How the New DOL Fiduciary Rule Affects IRA Owners

On April 25, 2024, the Department of Labor (DOL) published regulations on the “fiduciary rule” that applies to those who provide retirement investment advice to individuals and plan administrators. The new rule contains some details that we will not address here, but the essence of the regulation is straightforward, and this summary may prepare self-directed IRA (SDIRA) owners to ask the right questions of anyone who provides them with investment advice.

 

The Fiduciary Rule: A Quick History

The Employee Retirement Income Security Act (ERISA) was enacted in 1975. Shortly after that, the DOL created rules to clarify a particular ERISA provision that defines a fiduciary. At the time, these regulations—including the “five-part test”—seemed like a good approach in articulating when advisers met these conditions and would owe a special duty of care to their clients. This high standard of care, which requires advisers to place their client’s interests above their own, is mandatory for fiduciaries.

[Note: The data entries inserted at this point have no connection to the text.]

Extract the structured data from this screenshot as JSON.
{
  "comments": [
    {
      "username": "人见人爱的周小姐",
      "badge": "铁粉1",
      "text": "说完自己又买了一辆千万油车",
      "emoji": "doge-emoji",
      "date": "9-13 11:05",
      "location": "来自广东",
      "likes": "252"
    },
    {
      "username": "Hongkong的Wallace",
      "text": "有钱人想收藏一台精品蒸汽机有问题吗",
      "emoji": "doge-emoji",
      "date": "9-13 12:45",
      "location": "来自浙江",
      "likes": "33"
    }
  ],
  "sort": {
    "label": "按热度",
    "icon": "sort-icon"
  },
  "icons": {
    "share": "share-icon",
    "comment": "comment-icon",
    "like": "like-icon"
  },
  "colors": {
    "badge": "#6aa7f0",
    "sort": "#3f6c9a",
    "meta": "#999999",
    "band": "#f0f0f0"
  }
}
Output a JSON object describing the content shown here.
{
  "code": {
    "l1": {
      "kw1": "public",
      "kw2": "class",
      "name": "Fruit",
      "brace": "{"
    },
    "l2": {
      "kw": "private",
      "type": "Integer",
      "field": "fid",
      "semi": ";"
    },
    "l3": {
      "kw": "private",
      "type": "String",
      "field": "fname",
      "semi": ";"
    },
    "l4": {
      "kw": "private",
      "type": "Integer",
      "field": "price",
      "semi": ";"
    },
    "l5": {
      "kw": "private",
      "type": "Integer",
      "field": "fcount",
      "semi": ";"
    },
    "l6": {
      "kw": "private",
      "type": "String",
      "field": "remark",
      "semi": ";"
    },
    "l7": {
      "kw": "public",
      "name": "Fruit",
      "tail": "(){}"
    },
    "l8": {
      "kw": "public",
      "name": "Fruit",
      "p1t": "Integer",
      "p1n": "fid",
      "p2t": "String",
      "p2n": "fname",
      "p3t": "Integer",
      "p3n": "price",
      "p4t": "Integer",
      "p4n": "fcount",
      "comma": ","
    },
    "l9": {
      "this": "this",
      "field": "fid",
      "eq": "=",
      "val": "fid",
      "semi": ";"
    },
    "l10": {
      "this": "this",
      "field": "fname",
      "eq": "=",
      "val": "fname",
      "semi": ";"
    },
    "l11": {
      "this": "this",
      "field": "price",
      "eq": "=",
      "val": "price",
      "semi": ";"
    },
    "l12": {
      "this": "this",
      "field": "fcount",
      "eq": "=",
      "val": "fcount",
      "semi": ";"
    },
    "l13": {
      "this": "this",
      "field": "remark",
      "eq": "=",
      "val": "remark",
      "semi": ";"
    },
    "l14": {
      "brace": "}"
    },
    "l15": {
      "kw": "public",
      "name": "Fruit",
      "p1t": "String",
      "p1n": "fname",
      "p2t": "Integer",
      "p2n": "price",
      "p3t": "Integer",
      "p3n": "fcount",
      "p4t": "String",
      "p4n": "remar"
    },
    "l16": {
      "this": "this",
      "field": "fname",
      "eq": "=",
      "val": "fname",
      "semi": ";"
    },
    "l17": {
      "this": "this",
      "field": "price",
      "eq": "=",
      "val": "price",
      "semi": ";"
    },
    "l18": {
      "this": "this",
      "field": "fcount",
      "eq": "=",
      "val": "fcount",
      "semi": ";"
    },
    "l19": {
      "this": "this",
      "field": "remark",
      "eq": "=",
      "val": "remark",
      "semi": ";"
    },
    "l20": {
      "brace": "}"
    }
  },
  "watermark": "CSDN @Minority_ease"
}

Things have changed in the almost 50 years since ERISA became law; back then, 401(k) plans didn’t exist and IRAs had just been authorized. Now, 401(k) plans (and similar cash or deferral arrangements) prevail, and IRAs contain trillions of dollars. Because of these changes, including the frequency of participants rolling over plan assets into IRAs, the DOL decided to update the fiduciary rule to reflect the current situation.

 

The New Fiduciary Rule

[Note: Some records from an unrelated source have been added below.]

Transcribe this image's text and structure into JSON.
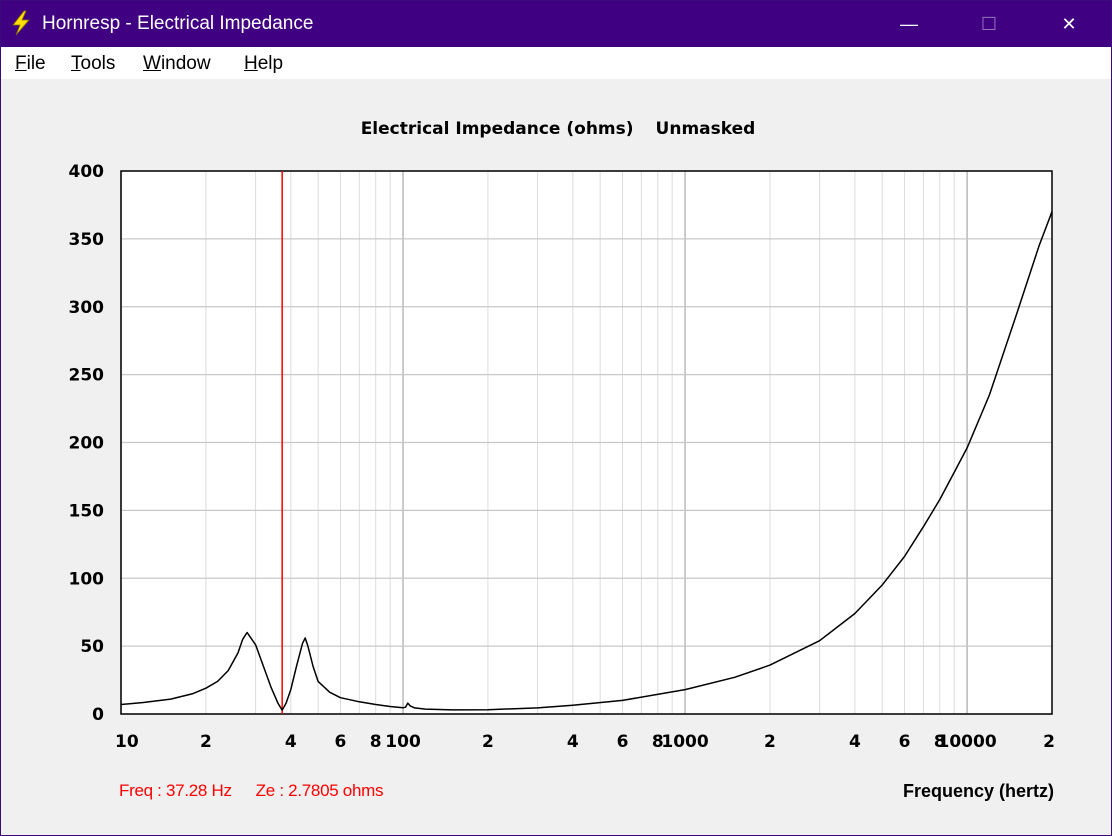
{
  "window": {
    "title": "Hornresp - Electrical Impedance",
    "icon": "lightning-bolt-icon",
    "controls": {
      "minimize": "—",
      "maximize": "☐",
      "close": "✕"
    }
  },
  "menu": {
    "items": [
      {
        "accel": "F",
        "rest": "ile"
      },
      {
        "accel": "T",
        "rest": "ools"
      },
      {
        "accel": "W",
        "rest": "indow"
      },
      {
        "accel": "H",
        "rest": "elp"
      }
    ]
  },
  "readout": {
    "freq": "Freq : 37.28 Hz",
    "ze": "Ze : 2.7805 ohms"
  },
  "colors": {
    "titlebar": "#3f0082",
    "curve": "#000000",
    "cursor": "#ff0000",
    "grid": "#c8c8c8",
    "plot_bg": "#ffffff"
  },
  "chart_data": {
    "type": "line",
    "title": "Electrical Impedance (ohms)",
    "mode": "Unmasked",
    "xlabel": "Frequency (hertz)",
    "ylabel": "",
    "x_scale": "log",
    "xlim": [
      10,
      20000
    ],
    "ylim": [
      0,
      400
    ],
    "y_ticks": [
      0,
      50,
      100,
      150,
      200,
      250,
      300,
      350,
      400
    ],
    "y_tick_labels": [
      "0",
      "50",
      "100",
      "150",
      "200",
      "250",
      "300",
      "350",
      "400"
    ],
    "x_ticks": [
      10,
      20,
      40,
      60,
      80,
      100,
      200,
      400,
      600,
      800,
      1000,
      2000,
      4000,
      6000,
      8000,
      10000,
      20000
    ],
    "x_tick_labels": [
      "10",
      "2",
      "4",
      "6",
      "8",
      "100",
      "2",
      "4",
      "6",
      "8",
      "1000",
      "2",
      "4",
      "6",
      "8",
      "10000",
      "2"
    ],
    "grid": true,
    "cursor_x": 37.28,
    "series": [
      {
        "x": [
          10,
          12,
          15,
          18,
          20,
          22,
          24,
          26,
          27,
          28,
          30,
          32,
          34,
          36,
          37.28,
          38.5,
          40,
          42,
          44,
          45,
          46,
          48,
          50,
          55,
          60,
          70,
          80,
          90,
          100,
          102,
          104,
          106,
          110,
          120,
          150,
          200,
          300,
          400,
          600,
          1000,
          1500,
          2000,
          3000,
          4000,
          5000,
          6000,
          7000,
          8000,
          9000,
          10000,
          12000,
          15000,
          18000,
          20000
        ],
        "y": [
          7,
          8.5,
          11,
          15,
          19,
          24,
          32,
          45,
          55,
          60,
          51,
          35,
          20,
          8,
          2.8,
          8,
          18,
          36,
          52,
          56,
          50,
          35,
          24,
          16,
          12,
          9,
          7,
          5.5,
          4.6,
          5,
          8,
          6,
          4.5,
          3.6,
          3,
          3.2,
          4.5,
          6.5,
          10,
          18,
          27,
          36,
          54,
          74,
          95,
          116,
          138,
          158,
          178,
          196,
          235,
          295,
          345,
          370
        ]
      }
    ]
  }
}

After numerous hearings and years of writing a new rule, the DOL released final regulations in 2016. However, the rule was challenged in federal court and was vacated by the U.S. Court of Appeals for the Fifth Circuit in 2018. A proposed rule was released last fall, and over 400 comment letters were submitted to the DOL. After analyzing the comments and holding a public hearing, the DOL issued a new final rule that is intended to clarify advisers’ responsibilities and to protect retirement investors. Here is a simplified paraphrase of the new law, which is slated to become effective on September 23, 2024.

An investment advice fiduciary is a person who provides a recommendation for a fee or other compensation (direct or indirect) in either one of the following contexts:

1

The person makes professional investment recommendations to investors on a regular basis as part of their business and the recommendation is made under circumstances that would indicate to a reasonable investor that the recommendation is based on the retirement investor’s needs or circumstances, reflects the application of professional judgment to the retirement investor’s particular needs or individual circumstances, and may be relied upon as advancing the retirement investor’s best interest.

2

The person represents or acknowledges that they are acting as a fiduciary with respect to the recommendation.

Without dissecting all the nuances contained in this rule, let’s focus on the DOL’s own words as it explains the essence of fiduciary regulation. Not all investment advice that is paid for is treated as fiduciary advice; rather, the recommendation must be made under circumstances that indicate to a reasonable investor that, essentially, “the entity has held themselves out as a trusted advice provider and invited the retirement investor’s reliance on them.” This practical, real-world definition focuses not on what one party or the other intended (or not), but on what a reasonable person in similar circumstances would expect.

 

What Does This Rule Mean for Self-Directed IRA Owners?

Some financial professionals and industry groups oppose any effort to reform the fiduciary rule because it will require more diligence from them, which may cost more and increase costs for their clients. This may make retirement investment advice less accessible to some individuals, but whatever happens with the rule, through litigation or future guidance, several things seem likely.

  • IRA investors will ask tougher questions. Because the DOL has extended the rule to specifically include IRA owners and beneficiaries, they are now more likely to ask investment providers questions such as “Do you consider yourself a fiduciary under the new rule? Can I rely on your advice as in my best interest?”
  • IRA investors may encounter some resistance. The new regulation may require advisers to clarify exactly what their role is. Some may offer “creative” explanations that attempt to minimize any duty that they owe to investors. Always do your due diligence before doing business with those who try to get the benefit of being a “trusted advisor” without also taking on the duties that come with being in this relationship.
  • Investment sponsors and promoters may be considered investment advice fiduciaries. The DOL’s new rule expands the universe of those who owe a special duty of care to retirement investors. Those who regularly provide investment recommendations and create a reasonable expectation that their advice can be relied on may have this duty—even if they try to avoid it. If the total facts and circumstances meet the elements of the rule as described above, these advisors are subject to a higher standard of care.

SDIRA owners have the right to receive unconflicted investment advice that is in their best interest. The DOL’s new fiduciary rule is another step toward making this a reality, and it may apply to investment providers who have not typically considered themselves fiduciaries. The DOL’s aim is not to create a duty for all those who may be compensated for their investment advice but rather to create a duty for those who hold themselves out as trusted professional advisers.

 

More Information

While STRATA does not provide specific investment or financial advice, we do offer a comprehensive Resource Center. Here, you can access valuable insights into important SDIRA rules and regulations, frequently asked questions, insightful due diligence tips, and a wealth of other pertinent information to empower your financial decisions. 

 

Tags: IRA, SDIRA, self-directed ira